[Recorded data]
********************

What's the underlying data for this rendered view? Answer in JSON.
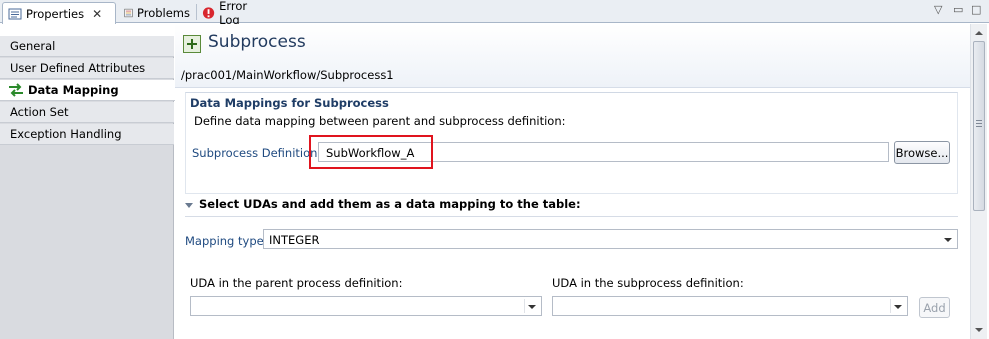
{
  "tabs": [
    {
      "label": "Properties",
      "icon": "properties-icon",
      "active": true,
      "close": "✕"
    },
    {
      "label": "Problems",
      "icon": "problems-icon",
      "active": false
    },
    {
      "label": "Error Log",
      "icon": "error-log-icon",
      "active": false
    }
  ],
  "window_controls": {
    "menu": "▽",
    "minimize": "▭",
    "maximize": "□"
  },
  "nav": {
    "items": [
      {
        "label": "General"
      },
      {
        "label": "User Defined Attributes"
      },
      {
        "label": "Data Mapping",
        "active": true
      },
      {
        "label": "Action Set"
      },
      {
        "label": "Exception Handling"
      }
    ]
  },
  "header": {
    "title": "Subprocess",
    "path": "/prac001/MainWorkflow/Subprocess1"
  },
  "data_mappings": {
    "title": "Data Mappings for Subprocess",
    "description": "Define data mapping between parent and subprocess definition:",
    "definition_label": "Subprocess Definition:",
    "definition_value": "SubWorkflow_A",
    "browse_label": "Browse..."
  },
  "uda_section": {
    "title": "Select UDAs and add them as a data mapping to the table:",
    "mapping_type_label": "Mapping type",
    "mapping_type_value": "INTEGER",
    "parent_label": "UDA in the parent process definition:",
    "parent_value": "",
    "sub_label": "UDA in the subprocess definition:",
    "sub_value": "",
    "add_label": "Add"
  },
  "colors": {
    "highlight": "#e0141e",
    "title": "#223b5f",
    "label": "#1f4a80",
    "nav_bg": "#d9dbe0"
  }
}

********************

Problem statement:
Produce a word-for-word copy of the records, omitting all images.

Result of this exercise:
What's the underlying data for this rendered view? Answer in JSON.
{
  "tabs": [
    {
      "label": "Properties",
      "icon": "properties-icon",
      "active": true,
      "close": "✕"
    },
    {
      "label": "Problems",
      "icon": "problems-icon",
      "active": false
    },
    {
      "label": "Error Log",
      "icon": "error-log-icon",
      "active": false
    }
  ],
  "window_controls": {
    "menu": "▽",
    "minimize": "▭",
    "maximize": "□"
  },
  "nav": {
    "items": [
      {
        "label": "General"
      },
      {
        "label": "User Defined Attributes"
      },
      {
        "label": "Data Mapping",
        "active": true
      },
      {
        "label": "Action Set"
      },
      {
        "label": "Exception Handling"
      }
    ]
  },
  "header": {
    "title": "Subprocess",
    "path": "/prac001/MainWorkflow/Subprocess1"
  },
  "data_mappings": {
    "title": "Data Mappings for Subprocess",
    "description": "Define data mapping between parent and subprocess definition:",
    "definition_label": "Subprocess Definition:",
    "definition_value": "SubWorkflow_A",
    "browse_label": "Browse..."
  },
  "uda_section": {
    "title": "Select UDAs and add them as a data mapping to the table:",
    "mapping_type_label": "Mapping type",
    "mapping_type_value": "INTEGER",
    "parent_label": "UDA in the parent process definition:",
    "parent_value": "",
    "sub_label": "UDA in the subprocess definition:",
    "sub_value": "",
    "add_label": "Add"
  },
  "colors": {
    "highlight": "#e0141e",
    "title": "#223b5f",
    "label": "#1f4a80",
    "nav_bg": "#d9dbe0"
  }
}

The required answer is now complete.